This last shortcoming is where I need a serious birthday. It’s where I need to turn 32, the age of a mom who is having her first child and suddenly her whole world shifts focus to a different being; or 54, the age of a father sending his daughter off to college and understanding for the first time the limitations of a parent in a big, unpredictable world; or 68, the age of a grandparent retiring after years of a laborious career, only to realize that she wants to champion a cause much larger than herself in her final phase of life. At each of these ages, in each of these stages of life, we internalize a humble realization that our purpose on earth is much greater than ourselves. While we may have understood this idea before, we are newly equipped with the tools to live out our beliefs.  We allow our values to create our habits, not vice versa.

 

In this sense, I am very much so nineteen. It is true that I have maintained confidence in a certain purpose in my life and while the platforms on which I build change, the end-goal is always the same: to serve God by serving his people. But if I am self-critical, I spend more time wondering what my next experience will be than that of the marginalized child my own company strives to serve. Or forget, for a moment, the distant, ambiguous child that appears in any patronizing charity advertisement: I think about my own experience more than that of even my best friend. Than that of my mom. How long before ‘experience’ becomes ‘well-being’?

 

In the story of Narcissus, Nemesis, the Greek goddess also known Adrastei, meaning “inescapable” for the arrogant, is known as the counter force to hubris. When Narcissus, the handsome young hunter, drowns from staring at his reflecting in the lake, it is said that he got what he deserved. But I prefer an ending author Paulo Coehlo offers in The Alchemist, in which the lake mourns for his death. Like Narcissus, we Millennials stare daily into our own lake. But if we fall in, if we succumb to the hyper-active pressure of the media to achieve its unattainable version of perfect, it will only be to the detriment of our own human kind that we pass.

 

Like many other 19 year-olds, I am pulled into this current of narcissism. Thus, I have created some goals for The Year of 19 to stay above the surface:

 

1.     Post with a conscience – social media is not the king of all evils, but how I use it matters. How can I leverage my media presence to build awareness, convey honest messages, and further a cause?

2.
Context is key – the bigger picture has helped me understand many a situation and it won’t fail me now. In the words of Eileen Knowles, “We have such limited perspectives of the world. And yet we must remember that every human beside us does too.”

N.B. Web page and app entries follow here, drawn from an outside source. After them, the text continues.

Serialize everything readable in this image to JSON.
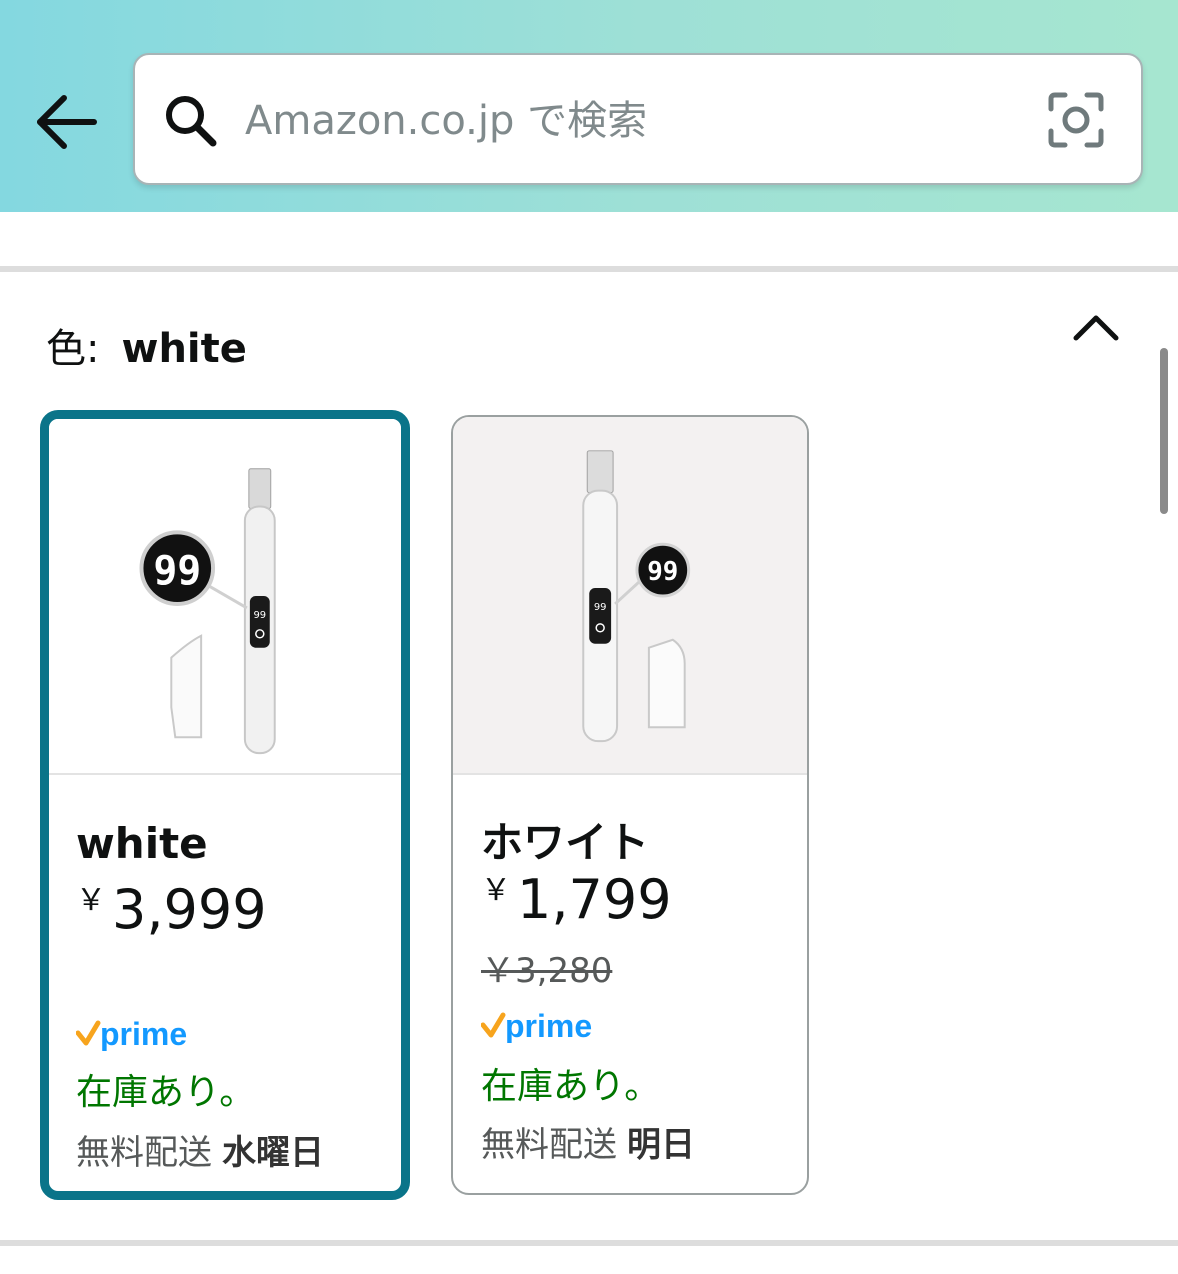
{
  "header": {
    "search_placeholder": "Amazon.co.jp で検索",
    "back_icon": "arrow-left-icon",
    "search_icon": "magnifier-icon",
    "camera_icon": "camera-lens-icon",
    "gradient_colors": [
      "#84d8e0",
      "#a6e6d0"
    ]
  },
  "variation": {
    "label": "色:",
    "selected_value": "white",
    "collapse_icon": "chevron-up-icon"
  },
  "options": [
    {
      "name": "white",
      "currency": "￥",
      "price": "3,999",
      "prime": "prime",
      "stock": "在庫あり。",
      "delivery_label": "無料配送",
      "delivery_day": "水曜日",
      "selected": true
    },
    {
      "name": "ホワイト",
      "currency": "￥",
      "price": "1,799",
      "list_price": "￥3,280",
      "prime": "prime",
      "stock": "在庫あり。",
      "delivery_label": "無料配送",
      "delivery_day": "明日",
      "selected": false
    }
  ],
  "colors": {
    "selected_border": "#0a7489",
    "in_stock": "#007600",
    "prime_blue": "#1399ff",
    "prime_check": "#f7a41d"
  }
}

3.
Meet people where they are – I owe my making to the people who have met me where I needed them most—even when they were leaps and bounds ahead of me intellectually, emotionally, or spiritually. I have a responsibility to pay it forward whenever and in whatever way opportunity presents itself. And right now, that starts with my siblings.

      These are my goals for The Year of 19. What’s your year? What are your goals?

 

XO,

Madi

 

 

 

Madison Lommen